Last night we decided to go out to celebrate Mrs. Notafoodie’s birthday. She had been craving some good Thai food, so obviously we headed to the only place in NYC to get that, Jackson Heights / Woodside. Sripraphai on 39th Avenue is THE BEST THAI FOOD IN ALL OF NEW YORK. Period. That fact is not open for debate. You can comment and disagree all you want, but you’re wasting your time with that nonsense at this site.
Our dinner was planned. My mouth was watering all day. My breakfast and lunch were chosen to optimize my pigging out on a whole Thai spicy snapper with a “spicy pork tender” appetizer. The babysitter was set, thanks to my sister. All that was left was the eatin’!
When we arrived on that dark corner that is usually packed with people waiting to be seated, we found out that Sripraphai is closed on Wednesdays. As one of hero’s would say: D’oh!
That’s when things got all “social media”. I used the FoodSpotting app to see if there was anything interesting around. Unfortunately 90% of the results that came up were photos of awesome Sripraphai dishes. The Internet was mocking me.

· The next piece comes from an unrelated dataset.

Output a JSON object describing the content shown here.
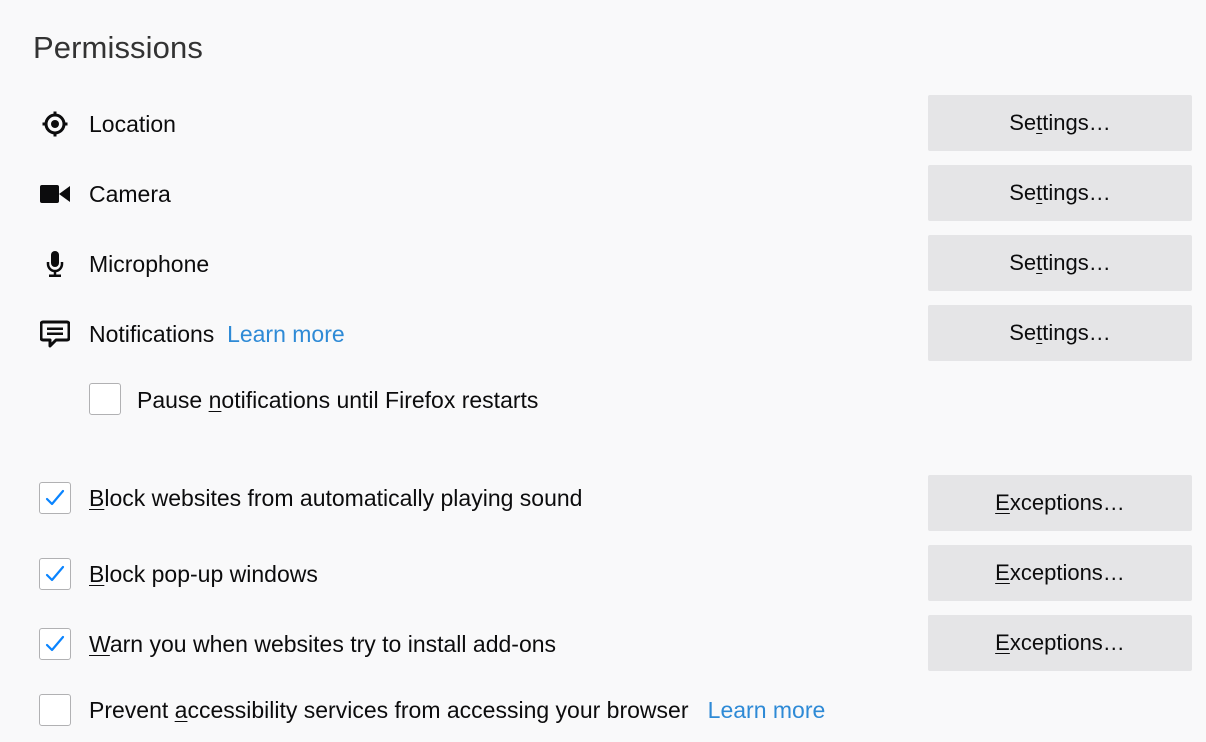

Thankfully, we were saved by the Yelp app. I found another Thai place just down the block called “Thailand’s Center Point” (weird name, right?) that boasted user reviews like:
“If Sripraphai is the place to get sophisticated/awesome Thai food with your friends on the weekend, Thailand’s Center Point is a place you come alone for a weekday for some comforting heart warming Thai food.”
“Still my favorite place for Thai food in Queens and it was just featured in the Village Voice as the Best of NYC!”
“If Sripraphai would fit in well with the local restaurant scene in Thailand, Thailand’s Center Point is the food you’d get in a Thai person’s home”
We were sold… and extremely hungry at this point.
Thailand’s Center Point is really a small Thai grocery. It has one side of the store separated and where 5 or 6 tables are set up. It’s a complete hole in the wall. As soon as you walk in you’re bombarded by a funky mix of smells. I couldn’t put my finger exactly on what it was, but it reminded me of a tiny Thai restaurant that I visited in Japan almost 10 years ago. It’s amazing how smells can take you to different places. TCP does not have a liquor license, but that didn’t stop the half a dozen or so thai-speaking old men from sharing a few sixers of Singha.We ordered a few different items and shared them all. You sort of got the feeling that the kitchen was smaller than most people’s NYC home kitchens and the dishes were being prepared one at a time. The Mrs. ordered a Tom Ka Gai that I sampled. The soup was really good, but the combination of me having a cold and the harshness of biting directly in to a spicy hot ginger root kept me choking for the next 5 minutes. The waitress came over to make sure that everything was OK. You could tell that she was extremely concerned that I didn’t like the soup. I assured her that I was just a stupid white guy that couldn’t handle his Asian spices.
We ordered pork larb, steamed dumplings, ginger chicken, and a “herb and spices” fried shrimp. Everything was excellent. The shrimp was actually on a specials board that was hidden in the back of the grocery store. I asked if that was one of today’s specials and the waitress said that it wasn’t and the board was just put to the side for storage. Then she said “we’ll make it for you anyway”. I love this place already. The shrimp had a nice slow burn that left an inferno in my mouth by the time the meal was over.
Great meal. I highly recommend it if you like Thai food and don’t care too much about the fact that you’re eating in a glorified bodega. I wish that we lived closer to the place because it would be the PERFECT take-out joint. Unfortunately, I think that in the future if I’ve made it all the way to 39th Avenue in Woodside, my money will most likely go to Sriprphai…. unless it’s a Wednesday.